- [YOUR GOAL]:
Only the lines with "username" in the entries below belong in the answer; please copy them.

- [INPUT]:
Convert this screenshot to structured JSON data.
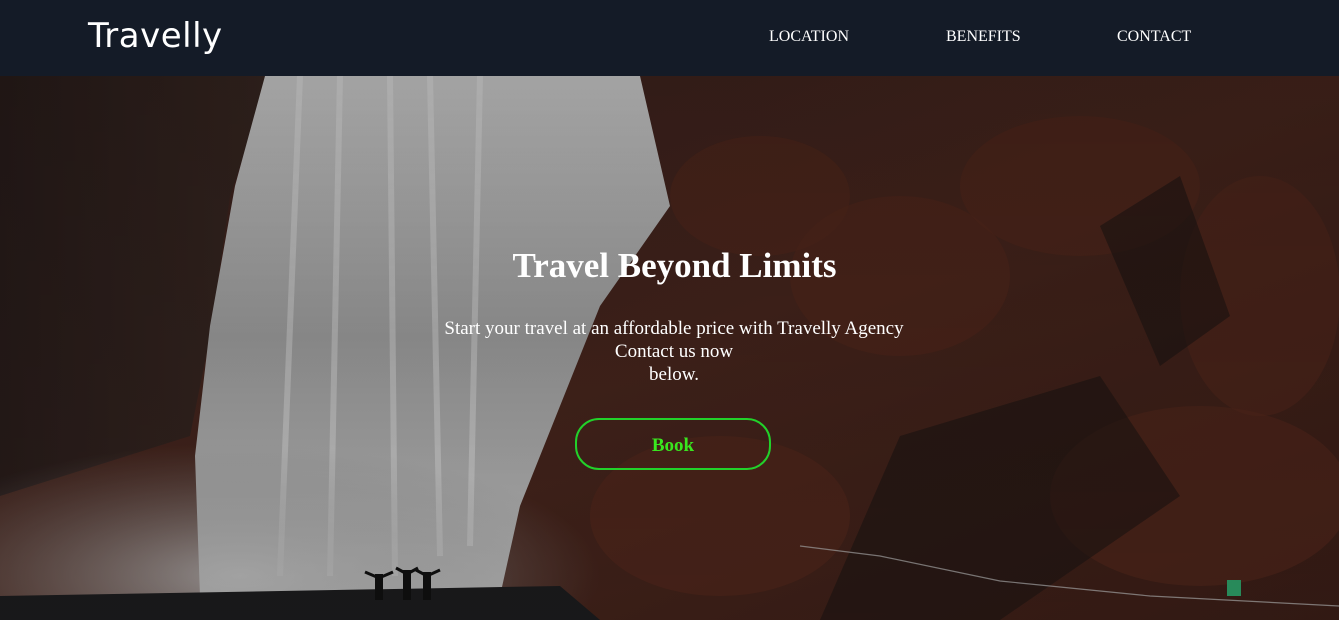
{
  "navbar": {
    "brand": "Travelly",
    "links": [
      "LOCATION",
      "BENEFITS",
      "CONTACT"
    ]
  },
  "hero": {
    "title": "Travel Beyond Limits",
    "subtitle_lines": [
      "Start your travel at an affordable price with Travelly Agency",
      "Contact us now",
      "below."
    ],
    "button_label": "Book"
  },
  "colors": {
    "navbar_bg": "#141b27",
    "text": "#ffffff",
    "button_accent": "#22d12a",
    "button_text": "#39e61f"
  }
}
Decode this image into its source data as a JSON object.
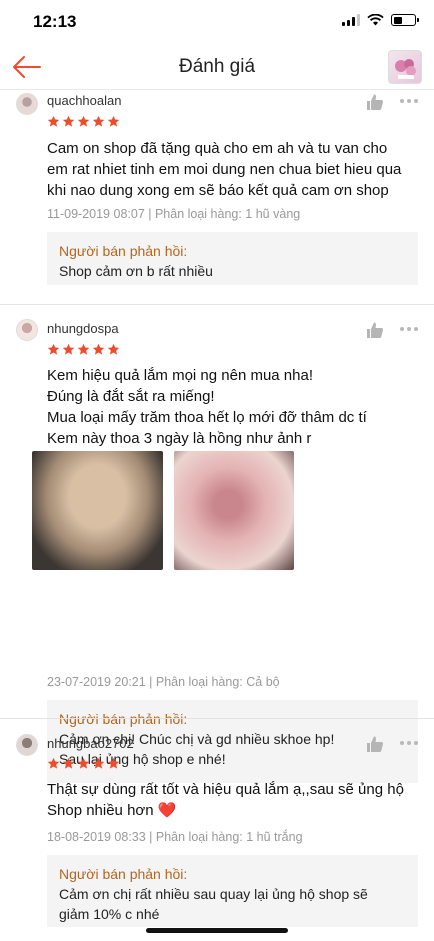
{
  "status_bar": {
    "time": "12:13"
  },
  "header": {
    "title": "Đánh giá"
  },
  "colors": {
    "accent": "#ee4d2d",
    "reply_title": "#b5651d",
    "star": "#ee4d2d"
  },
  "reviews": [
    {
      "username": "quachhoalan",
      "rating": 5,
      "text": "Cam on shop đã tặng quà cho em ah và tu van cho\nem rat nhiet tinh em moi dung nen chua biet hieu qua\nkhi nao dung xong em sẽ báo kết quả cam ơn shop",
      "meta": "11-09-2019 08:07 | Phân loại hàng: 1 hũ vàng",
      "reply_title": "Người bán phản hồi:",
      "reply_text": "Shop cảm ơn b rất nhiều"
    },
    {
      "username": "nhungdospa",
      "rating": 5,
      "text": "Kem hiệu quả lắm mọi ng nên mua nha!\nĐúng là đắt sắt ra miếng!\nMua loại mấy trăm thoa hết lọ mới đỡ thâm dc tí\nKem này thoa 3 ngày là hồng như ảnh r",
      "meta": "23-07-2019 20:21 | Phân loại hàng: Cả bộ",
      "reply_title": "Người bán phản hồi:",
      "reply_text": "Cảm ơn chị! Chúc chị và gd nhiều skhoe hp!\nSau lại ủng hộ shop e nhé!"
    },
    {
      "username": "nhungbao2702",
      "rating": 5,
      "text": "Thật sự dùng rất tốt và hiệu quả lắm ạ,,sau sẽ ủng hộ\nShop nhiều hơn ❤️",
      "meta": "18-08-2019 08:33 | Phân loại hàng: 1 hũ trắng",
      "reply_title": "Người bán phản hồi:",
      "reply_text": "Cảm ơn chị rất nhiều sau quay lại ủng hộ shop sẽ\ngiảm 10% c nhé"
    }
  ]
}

- [EXPECTED ANSWER]:
      "username": "quachhoalan",
      "username": "nhungdospa",
      "username": "nhungbao2702",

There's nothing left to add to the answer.